(Records supplied Opens)
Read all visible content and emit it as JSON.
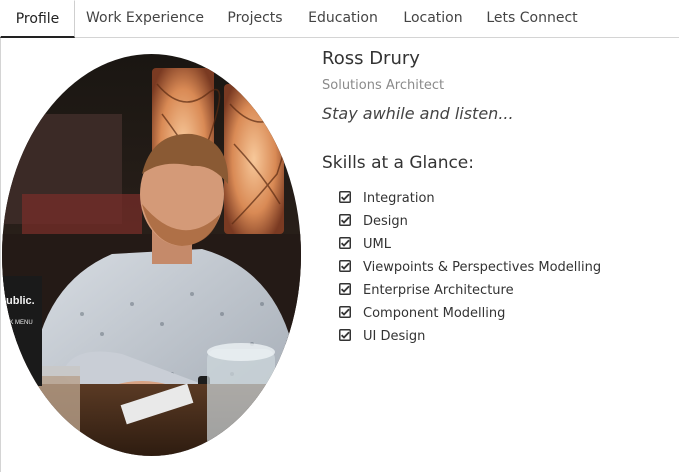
{
  "tabs": [
    {
      "label": "Profile",
      "active": true
    },
    {
      "label": "Work Experience",
      "active": false
    },
    {
      "label": "Projects",
      "active": false
    },
    {
      "label": "Education",
      "active": false
    },
    {
      "label": "Location",
      "active": false
    },
    {
      "label": "Lets Connect",
      "active": false
    }
  ],
  "profile": {
    "name": "Ross Drury",
    "role": "Solutions Architect",
    "tagline": "Stay awhile and listen...",
    "photo_menu_text": "ublic.",
    "photo_menu_subtext": "CK MENU"
  },
  "skills": {
    "title": "Skills at a Glance:",
    "icon": "checkbox-checked-icon",
    "items": [
      "Integration",
      "Design",
      "UML",
      "Viewpoints & Perspectives Modelling",
      "Enterprise Architecture",
      "Component Modelling",
      "UI Design"
    ]
  },
  "colors": {
    "text": "#333333",
    "muted": "#8a8a8a",
    "border": "#d4d4d4",
    "active_underline": "#222222"
  }
}
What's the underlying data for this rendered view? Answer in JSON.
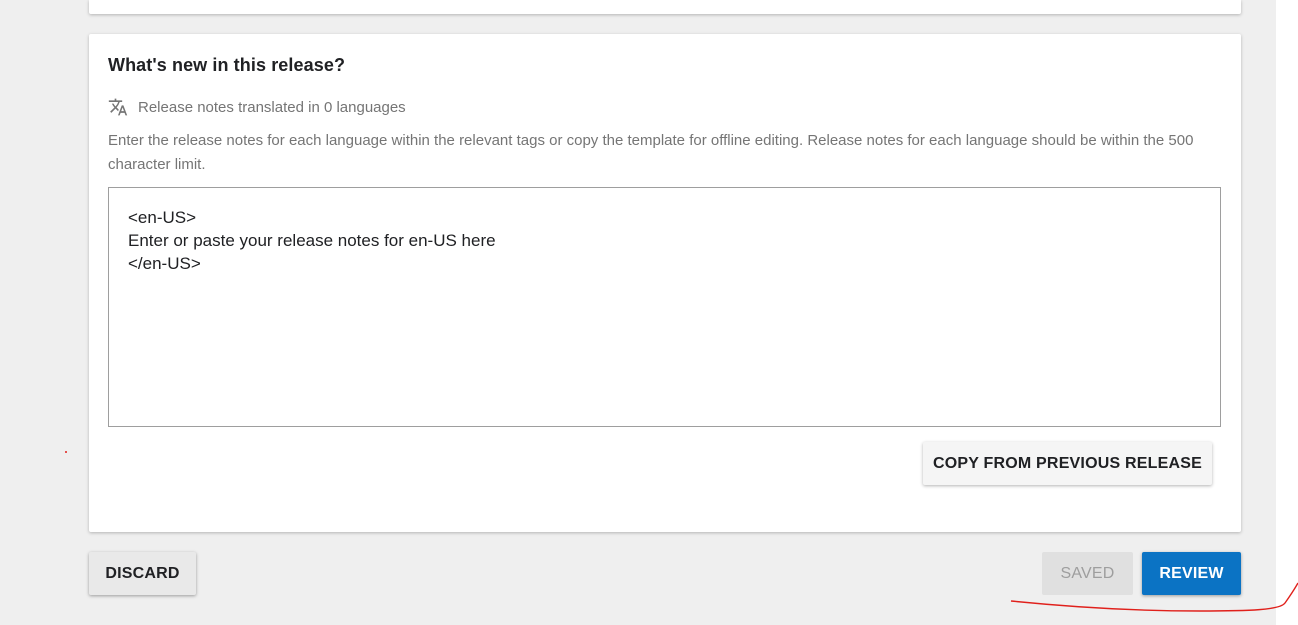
{
  "section": {
    "title": "What's new in this release?",
    "translation_status": "Release notes translated in 0 languages",
    "instructions": "Enter the release notes for each language within the relevant tags or copy the template for offline editing. Release notes for each language should be within the 500 character limit.",
    "release_notes_value": "<en-US>\nEnter or paste your release notes for en-US here\n</en-US>",
    "copy_button_label": "COPY FROM PREVIOUS RELEASE"
  },
  "footer": {
    "discard_label": "DISCARD",
    "saved_label": "SAVED",
    "review_label": "REVIEW"
  },
  "icons": {
    "translate": "translate-icon"
  },
  "colors": {
    "primary": "#0b73c4",
    "annotation": "#e0201b",
    "muted_text": "#757575"
  }
}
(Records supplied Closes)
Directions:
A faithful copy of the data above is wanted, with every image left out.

Result for this exercise:
Read all visible content and emit it as JSON.
{
  "tabs": [
    {
      "label": "Profile",
      "active": true
    },
    {
      "label": "Work Experience",
      "active": false
    },
    {
      "label": "Projects",
      "active": false
    },
    {
      "label": "Education",
      "active": false
    },
    {
      "label": "Location",
      "active": false
    },
    {
      "label": "Lets Connect",
      "active": false
    }
  ],
  "profile": {
    "name": "Ross Drury",
    "role": "Solutions Architect",
    "tagline": "Stay awhile and listen...",
    "photo_menu_text": "ublic.",
    "photo_menu_subtext": "CK MENU"
  },
  "skills": {
    "title": "Skills at a Glance:",
    "icon": "checkbox-checked-icon",
    "items": [
      "Integration",
      "Design",
      "UML",
      "Viewpoints & Perspectives Modelling",
      "Enterprise Architecture",
      "Component Modelling",
      "UI Design"
    ]
  },
  "colors": {
    "text": "#333333",
    "muted": "#8a8a8a",
    "border": "#d4d4d4",
    "active_underline": "#222222"
  }
}
What's the underlying data for this rendered view? Answer in JSON.
{
  "section": {
    "title": "What's new in this release?",
    "translation_status": "Release notes translated in 0 languages",
    "instructions": "Enter the release notes for each language within the relevant tags or copy the template for offline editing. Release notes for each language should be within the 500 character limit.",
    "release_notes_value": "<en-US>\nEnter or paste your release notes for en-US here\n</en-US>",
    "copy_button_label": "COPY FROM PREVIOUS RELEASE"
  },
  "footer": {
    "discard_label": "DISCARD",
    "saved_label": "SAVED",
    "review_label": "REVIEW"
  },
  "icons": {
    "translate": "translate-icon"
  },
  "colors": {
    "primary": "#0b73c4",
    "annotation": "#e0201b",
    "muted_text": "#757575"
  }
}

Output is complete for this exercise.